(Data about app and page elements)

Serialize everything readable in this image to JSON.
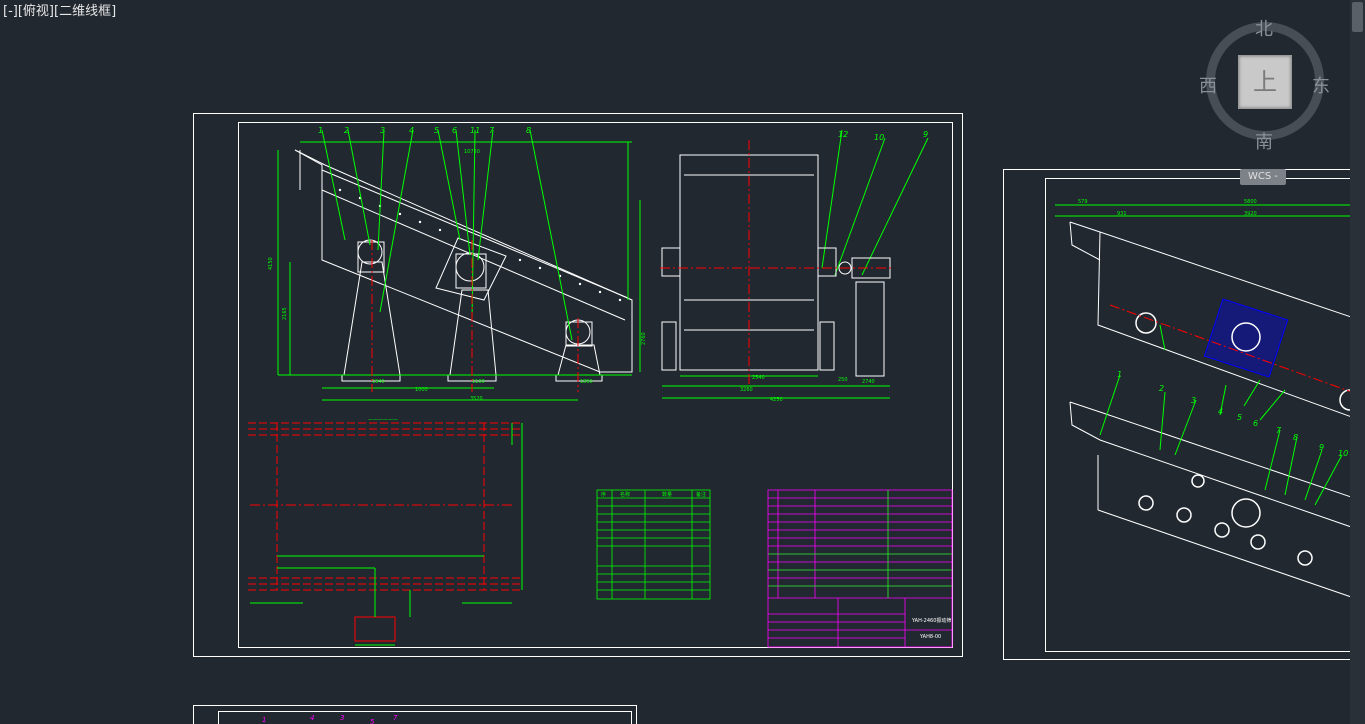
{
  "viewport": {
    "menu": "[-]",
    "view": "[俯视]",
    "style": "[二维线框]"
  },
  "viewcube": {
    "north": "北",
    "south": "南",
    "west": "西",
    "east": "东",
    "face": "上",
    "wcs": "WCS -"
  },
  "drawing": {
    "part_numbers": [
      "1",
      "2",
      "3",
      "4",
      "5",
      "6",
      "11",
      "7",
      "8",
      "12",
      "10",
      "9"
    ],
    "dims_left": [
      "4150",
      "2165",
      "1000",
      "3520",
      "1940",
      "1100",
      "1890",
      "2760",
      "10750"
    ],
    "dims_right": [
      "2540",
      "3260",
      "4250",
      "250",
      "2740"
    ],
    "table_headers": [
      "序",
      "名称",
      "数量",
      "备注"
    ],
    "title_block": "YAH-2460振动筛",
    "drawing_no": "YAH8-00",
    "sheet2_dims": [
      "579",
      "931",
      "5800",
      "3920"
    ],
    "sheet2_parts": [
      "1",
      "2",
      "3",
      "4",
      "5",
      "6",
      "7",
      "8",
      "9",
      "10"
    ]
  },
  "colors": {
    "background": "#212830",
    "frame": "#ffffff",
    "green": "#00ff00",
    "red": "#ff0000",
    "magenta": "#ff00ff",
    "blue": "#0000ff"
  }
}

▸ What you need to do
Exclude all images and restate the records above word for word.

▸ Reply
Serialize everything readable in this image to JSON.
{
  "viewport": {
    "menu": "[-]",
    "view": "[俯视]",
    "style": "[二维线框]"
  },
  "viewcube": {
    "north": "北",
    "south": "南",
    "west": "西",
    "east": "东",
    "face": "上",
    "wcs": "WCS -"
  },
  "drawing": {
    "part_numbers": [
      "1",
      "2",
      "3",
      "4",
      "5",
      "6",
      "11",
      "7",
      "8",
      "12",
      "10",
      "9"
    ],
    "dims_left": [
      "4150",
      "2165",
      "1000",
      "3520",
      "1940",
      "1100",
      "1890",
      "2760",
      "10750"
    ],
    "dims_right": [
      "2540",
      "3260",
      "4250",
      "250",
      "2740"
    ],
    "table_headers": [
      "序",
      "名称",
      "数量",
      "备注"
    ],
    "title_block": "YAH-2460振动筛",
    "drawing_no": "YAH8-00",
    "sheet2_dims": [
      "579",
      "931",
      "5800",
      "3920"
    ],
    "sheet2_parts": [
      "1",
      "2",
      "3",
      "4",
      "5",
      "6",
      "7",
      "8",
      "9",
      "10"
    ]
  },
  "colors": {
    "background": "#212830",
    "frame": "#ffffff",
    "green": "#00ff00",
    "red": "#ff0000",
    "magenta": "#ff00ff",
    "blue": "#0000ff"
  }
}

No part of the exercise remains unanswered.